When I was working on my first marketing job for the second year, I had a long period of low performance. I lost interest in my work and didn't feel like I was doing something exciting. My manager tried everything. Unfortunately, one of those things was micromanaging.
He was always giving me directions, helping me track my progress and encouraging me to do more. He had best intentions at heart.
People don't like to be micromanaged. They tend to think that only they know what must be done to achieve their goals. For a manager to go in and say "you should do things differently," is often met with hostility and demotivation. However, each manager knows that from time-to-time they must take the reigns and push people in another direction. How do you do this without employees understanding what is going on?
Subtle observance with weekly reporting.
The first thing you need to do is make sure you have a way of monitoring employees work without disrupting their workflow. The best way to do that is to use a subtle weekly reporting system like PPP – Plans, Progress, Problems.
'Weekly status reporting consists of 3 different questions or categories:
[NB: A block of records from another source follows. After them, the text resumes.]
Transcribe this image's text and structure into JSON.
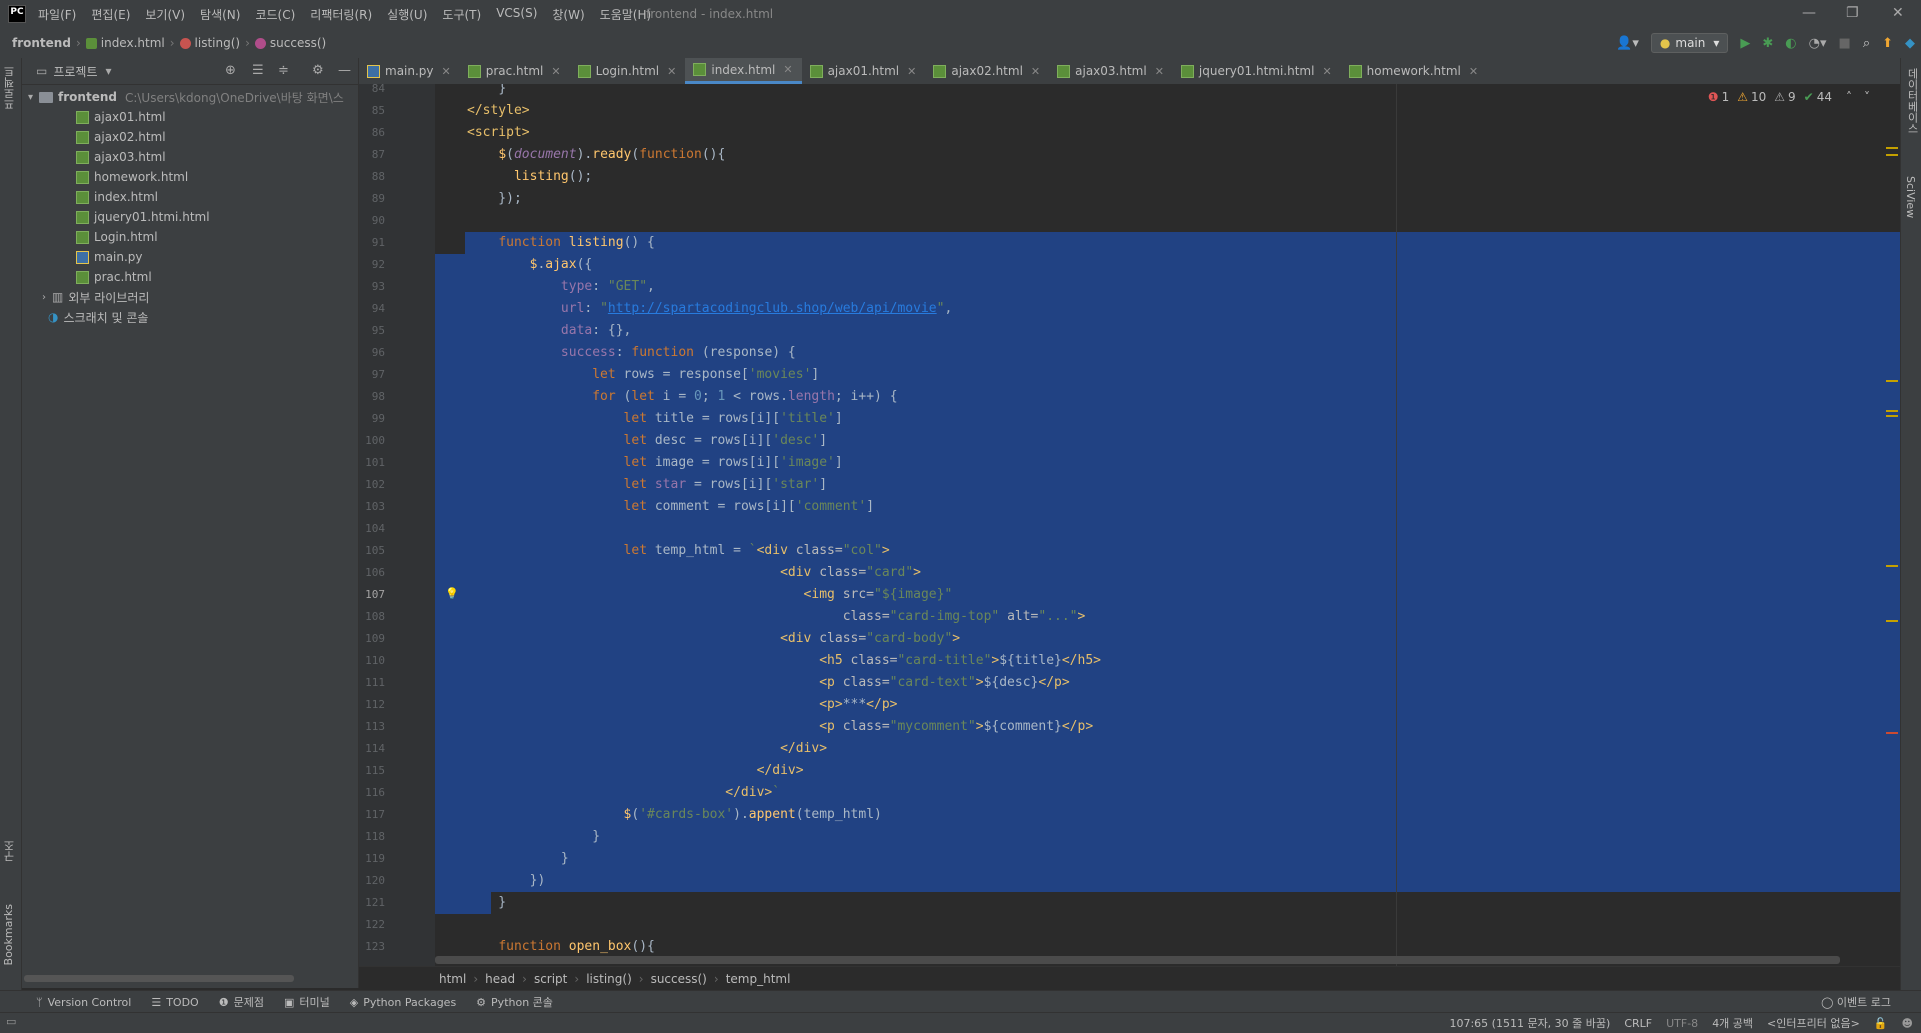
{
  "app": {
    "logo_text": "PC",
    "window_title": "frontend - index.html",
    "win_minimize": "—",
    "win_restore": "❐",
    "win_close": "✕"
  },
  "menu": [
    "파일(F)",
    "편집(E)",
    "보기(V)",
    "탐색(N)",
    "코드(C)",
    "리팩터링(R)",
    "실행(U)",
    "도구(T)",
    "VCS(S)",
    "창(W)",
    "도움말(H)"
  ],
  "nav": {
    "project": "frontend",
    "file": "index.html",
    "func": "listing()",
    "method": "success()",
    "run_config": "main"
  },
  "left_strip": {
    "project_tab": "프로젝트",
    "structure_tab": "구조",
    "bookmarks_tab": "Bookmarks"
  },
  "right_strip": {
    "db_tab": "데이터베이스",
    "sciview_tab": "SciView"
  },
  "project_panel": {
    "title": "프로젝트",
    "root_name": "frontend",
    "root_path": "C:\\Users\\kdong\\OneDrive\\바탕 화면\\스",
    "files": [
      "ajax01.html",
      "ajax02.html",
      "ajax03.html",
      "homework.html",
      "index.html",
      "jquery01.htmi.html",
      "Login.html",
      "main.py",
      "prac.html"
    ],
    "external_libs": "외부 라이브러리",
    "scratches": "스크래치 및 콘솔"
  },
  "tabs": [
    {
      "label": "main.py",
      "type": "py"
    },
    {
      "label": "prac.html",
      "type": "html"
    },
    {
      "label": "Login.html",
      "type": "html"
    },
    {
      "label": "index.html",
      "type": "html",
      "active": true
    },
    {
      "label": "ajax01.html",
      "type": "html"
    },
    {
      "label": "ajax02.html",
      "type": "html"
    },
    {
      "label": "ajax03.html",
      "type": "html"
    },
    {
      "label": "jquery01.htmi.html",
      "type": "html"
    },
    {
      "label": "homework.html",
      "type": "html"
    }
  ],
  "inspections": {
    "errors": "1",
    "warnings": "10",
    "weak": "9",
    "ok": "44"
  },
  "editor": {
    "current_line": 107,
    "lines": [
      {
        "n": 84,
        "h": "    <span>}</span>"
      },
      {
        "n": 85,
        "h": "<span class=\"tag\">&lt;/style&gt;</span>"
      },
      {
        "n": 86,
        "h": "<span class=\"tag\">&lt;script&gt;</span>"
      },
      {
        "n": 87,
        "h": "    <span class=\"fn\">$</span>(<span class=\"ital\">document</span>).<span class=\"fn\">ready</span>(<span class=\"kw\">function</span>(){"
      },
      {
        "n": 88,
        "h": "      <span class=\"fn\">listing</span>();"
      },
      {
        "n": 89,
        "h": "    });"
      },
      {
        "n": 90,
        "h": ""
      },
      {
        "n": 91,
        "h": "    <span class=\"kw\">function</span> <span class=\"fn\">listing</span>() {"
      },
      {
        "n": 92,
        "h": "        <span class=\"fn\">$</span>.<span class=\"fn\">ajax</span>({"
      },
      {
        "n": 93,
        "h": "            <span class=\"prop\">type</span>: <span class=\"str\">\"GET\"</span>,"
      },
      {
        "n": 94,
        "h": "            <span class=\"prop\">url</span>: <span class=\"str\">\"<span class=\"link\">http://spartacodingclub.shop/web/api/movie</span>\"</span>,"
      },
      {
        "n": 95,
        "h": "            <span class=\"prop\">data</span>: {},"
      },
      {
        "n": 96,
        "h": "            <span class=\"prop\">success</span>: <span class=\"kw\">function</span> (response) {"
      },
      {
        "n": 97,
        "h": "                <span class=\"kw\">let</span> rows = response[<span class=\"str\">'movies'</span>]"
      },
      {
        "n": 98,
        "h": "                <span class=\"kw\">for</span> (<span class=\"kw\">let</span> i = <span class=\"num\">0</span>; <span class=\"num\">1</span> &lt; rows.<span class=\"prop\">length</span>; i++) {"
      },
      {
        "n": 99,
        "h": "                    <span class=\"kw\">let</span> title = rows[i][<span class=\"str\">'title'</span>]"
      },
      {
        "n": 100,
        "h": "                    <span class=\"kw\">let</span> desc = rows[i][<span class=\"str\">'desc'</span>]"
      },
      {
        "n": 101,
        "h": "                    <span class=\"kw\">let</span> image = rows[i][<span class=\"str\">'image'</span>]"
      },
      {
        "n": 102,
        "h": "                    <span class=\"kw\">let</span> <span class=\"prop\">star</span> = rows[i][<span class=\"str\">'star'</span>]"
      },
      {
        "n": 103,
        "h": "                    <span class=\"kw\">let</span> comment = rows[i][<span class=\"str\">'comment'</span>]"
      },
      {
        "n": 104,
        "h": ""
      },
      {
        "n": 105,
        "h": "                    <span class=\"kw\">let</span> temp_html = <span class=\"str\">`</span><span class=\"tag\">&lt;div </span><span class=\"attr\">class=</span><span class=\"str\">\"col\"</span><span class=\"tag\">&gt;</span>"
      },
      {
        "n": 106,
        "h": "                                        <span class=\"tag\">&lt;div </span><span class=\"attr\">class=</span><span class=\"str\">\"card\"</span><span class=\"tag\">&gt;</span>"
      },
      {
        "n": 107,
        "h": "                                           <span class=\"tag\">&lt;img </span><span class=\"attr\">src=</span><span class=\"str\">\"${image}\"</span>"
      },
      {
        "n": 108,
        "h": "                                                <span class=\"attr\">class=</span><span class=\"str\">\"card-img-top\"</span> <span class=\"attr\">alt=</span><span class=\"str\">\"...\"</span><span class=\"tag\">&gt;</span>"
      },
      {
        "n": 109,
        "h": "                                        <span class=\"tag\">&lt;div </span><span class=\"attr\">class=</span><span class=\"str\">\"card-body\"</span><span class=\"tag\">&gt;</span>"
      },
      {
        "n": 110,
        "h": "                                             <span class=\"tag\">&lt;h5 </span><span class=\"attr\">class=</span><span class=\"str\">\"card-title\"</span><span class=\"tag\">&gt;</span>${title}<span class=\"tag\">&lt;/h5&gt;</span>"
      },
      {
        "n": 111,
        "h": "                                             <span class=\"tag\">&lt;p </span><span class=\"attr\">class=</span><span class=\"str\">\"card-text\"</span><span class=\"tag\">&gt;</span>${desc}<span class=\"tag\">&lt;/p&gt;</span>"
      },
      {
        "n": 112,
        "h": "                                             <span class=\"tag\">&lt;p&gt;</span>***<span class=\"tag\">&lt;/p&gt;</span>"
      },
      {
        "n": 113,
        "h": "                                             <span class=\"tag\">&lt;p </span><span class=\"attr\">class=</span><span class=\"str\">\"mycomment\"</span><span class=\"tag\">&gt;</span>${comment}<span class=\"tag\">&lt;/p&gt;</span>"
      },
      {
        "n": 114,
        "h": "                                        <span class=\"tag\">&lt;/div&gt;</span>"
      },
      {
        "n": 115,
        "h": "                                     <span class=\"tag\">&lt;/div&gt;</span>"
      },
      {
        "n": 116,
        "h": "                                 <span class=\"tag\">&lt;/div&gt;</span><span class=\"str\">`</span>"
      },
      {
        "n": 117,
        "h": "                    <span class=\"fn\">$</span>(<span class=\"str\">'#cards-box'</span>).<span class=\"fn\">appent</span>(temp_html)"
      },
      {
        "n": 118,
        "h": "                }"
      },
      {
        "n": 119,
        "h": "            }"
      },
      {
        "n": 120,
        "h": "        })"
      },
      {
        "n": 121,
        "h": "    }"
      },
      {
        "n": 122,
        "h": ""
      },
      {
        "n": 123,
        "h": "    <span class=\"kw\">function</span> <span class=\"fn\">open_box</span>(){"
      }
    ]
  },
  "code_breadcrumbs": [
    "html",
    "head",
    "script",
    "listing()",
    "success()",
    "temp_html"
  ],
  "tool_windows": [
    {
      "label": "Version Control",
      "icon": "branch-icon"
    },
    {
      "label": "TODO",
      "icon": "list-icon"
    },
    {
      "label": "문제점",
      "icon": "info-icon"
    },
    {
      "label": "터미널",
      "icon": "terminal-icon"
    },
    {
      "label": "Python Packages",
      "icon": "packages-icon"
    },
    {
      "label": "Python 콘솔",
      "icon": "console-icon"
    }
  ],
  "event_log": "이벤트 로그",
  "status": {
    "position": "107:65 (1511 문자, 30 줄 바꿈)",
    "line_sep": "CRLF",
    "encoding": "UTF-8",
    "indent": "4개 공백",
    "interpreter": "<인터프리터 없음>"
  },
  "colors": {
    "selection": "#214283",
    "keyword": "#cc7832",
    "function": "#ffc66d",
    "string": "#6a8759",
    "number": "#6897bb",
    "property": "#9876aa",
    "tag": "#e8bf6a"
  }
}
- Plans. What are you planning? (Future)
- Progress. What have you done? (Past)
- Problems. What problems are you facing? (Present)
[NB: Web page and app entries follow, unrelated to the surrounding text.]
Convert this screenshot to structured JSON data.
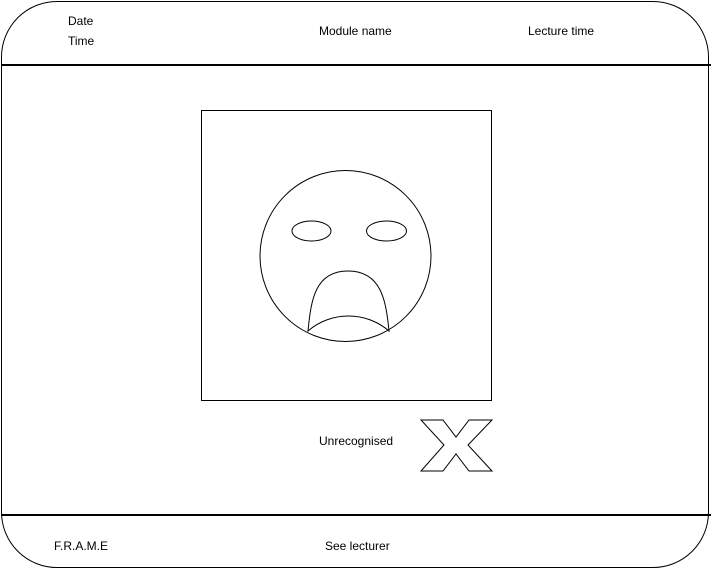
{
  "header": {
    "date_label": "Date",
    "time_label": "Time",
    "module_label": "Module name",
    "lecture_time_label": "Lecture time"
  },
  "main": {
    "camera_icon": "sad-face-icon",
    "status_text": "Unrecognised",
    "status_icon": "cross-icon"
  },
  "footer": {
    "brand": "F.R.A.M.E",
    "see_lecturer": "See lecturer"
  }
}
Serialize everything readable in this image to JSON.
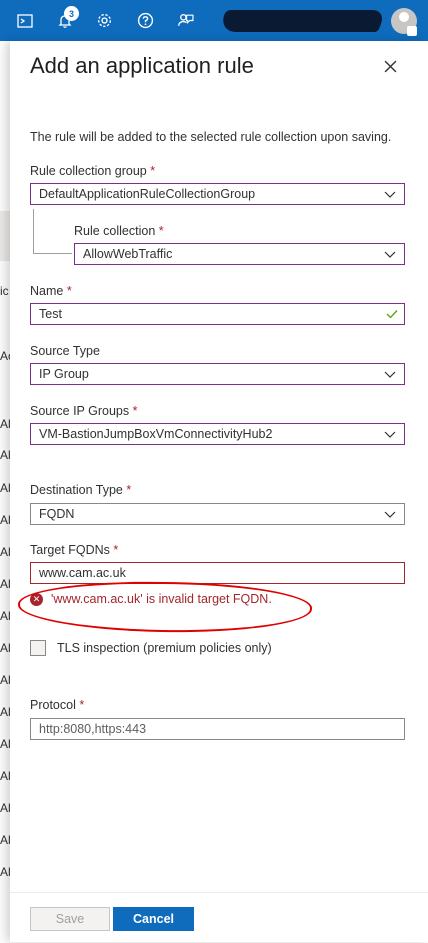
{
  "topbar": {
    "notification_count": "3",
    "icons": [
      "cloud-shell-icon",
      "notifications-icon",
      "settings-icon",
      "help-icon",
      "feedback-icon"
    ]
  },
  "background": {
    "letters": [
      "ic",
      "Ac",
      "All",
      "All",
      "All",
      "All",
      "All",
      "All",
      "All",
      "All",
      "All",
      "All",
      "All",
      "All",
      "All",
      "All",
      "All"
    ]
  },
  "panel": {
    "title": "Add an application rule",
    "description": "The rule will be added to the selected rule collection upon saving.",
    "rule_collection_group": {
      "label": "Rule collection group",
      "value": "DefaultApplicationRuleCollectionGroup"
    },
    "rule_collection": {
      "label": "Rule collection",
      "value": "AllowWebTraffic"
    },
    "name": {
      "label": "Name",
      "value": "Test"
    },
    "source_type": {
      "label": "Source Type",
      "value": "IP Group"
    },
    "source_ip_groups": {
      "label": "Source IP Groups",
      "value": "VM-BastionJumpBoxVmConnectivityHub2"
    },
    "destination_type": {
      "label": "Destination Type",
      "value": "FQDN"
    },
    "target_fqdns": {
      "label": "Target FQDNs",
      "value": "www.cam.ac.uk",
      "error": "'www.cam.ac.uk' is invalid target FQDN."
    },
    "tls_inspection": {
      "label": "TLS inspection (premium policies only)",
      "checked": false
    },
    "protocol": {
      "label": "Protocol",
      "placeholder": "http:8080,https:443"
    },
    "required_mark": "*",
    "save_label": "Save",
    "cancel_label": "Cancel"
  },
  "colors": {
    "accent": "#0f6cbd",
    "error": "#a4262c",
    "focus_border": "#7a2f8a"
  }
}
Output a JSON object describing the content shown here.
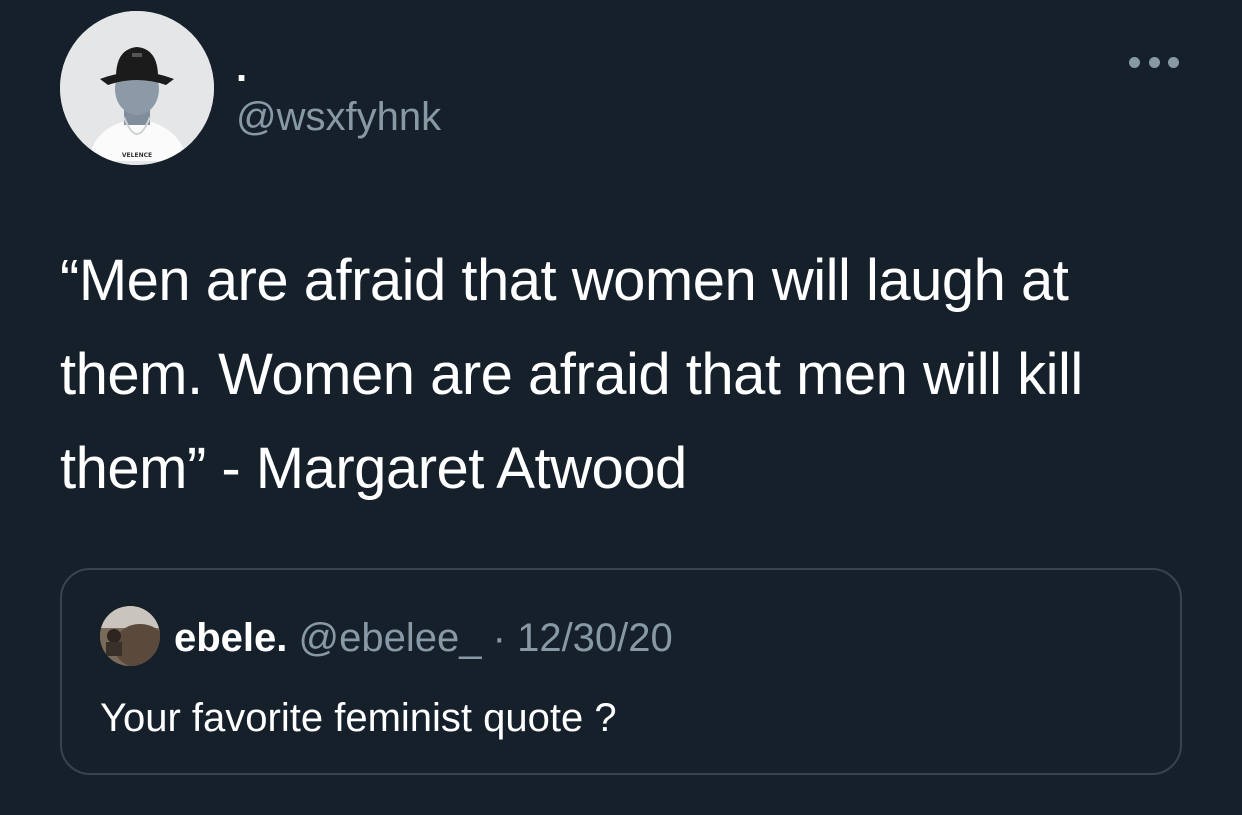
{
  "tweet": {
    "display_name": ".",
    "handle": "@wsxfyhnk",
    "avatar_icon": "user-avatar-bucket-hat",
    "more_icon": "more-horizontal-icon",
    "text": "“Men are afraid that women will laugh at them. Women are afraid that men will kill them” - Margaret Atwood"
  },
  "quoted": {
    "display_name": "ebele.",
    "handle": "@ebelee_",
    "separator": "·",
    "date": "12/30/20",
    "text": "Your favorite feminist quote ?"
  },
  "colors": {
    "background": "#15202b",
    "primary_text": "#ffffff",
    "secondary_text": "#8899a6",
    "card_border": "#38444d"
  }
}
Each week employees answer these questions (without writing long essays) and a manager can get a overview of what's going on.
As Cleve Gibbon aptly put it, PPP is "rich in stuff, low in fluff". His opinion is shared by the likes of Emi Gal (CEO of Brainient) and Colin Nederkoorn (CEO of Customer.io), both of whom use PPP to organize and streamline their respective enterprises.
Things to avoid when you manage employees.
People who feel that they are micro- or mismanaged will suffer loss of motivation, trust and thanks to that, productivity.
So, you need to be sneaky about it. The last thing you want to do with a problem employee is making things worse. As this, in my experience, usually ends with them resigning and you looking for the next employee you need to train from the start.
When my manager first tried to micromanage me, it had an opposite effect on me. It increased my stress and made me want to give up even more.
In the end what did the trick for me, was taking some time off and my manager letting me work this out myself. Or so I thought. A few years later I found out that this was his strategy when hard management didn't work. And the PPP weekly reporting system we implemented helped him to always know where I was with my work.
If you want to try out weekly reporting yourself, you can do it easily in some cloud-based excel system like Google Drive. Or you can go straight for a simple a reporting software. Either way, you'll see the improvement in your team's work soon.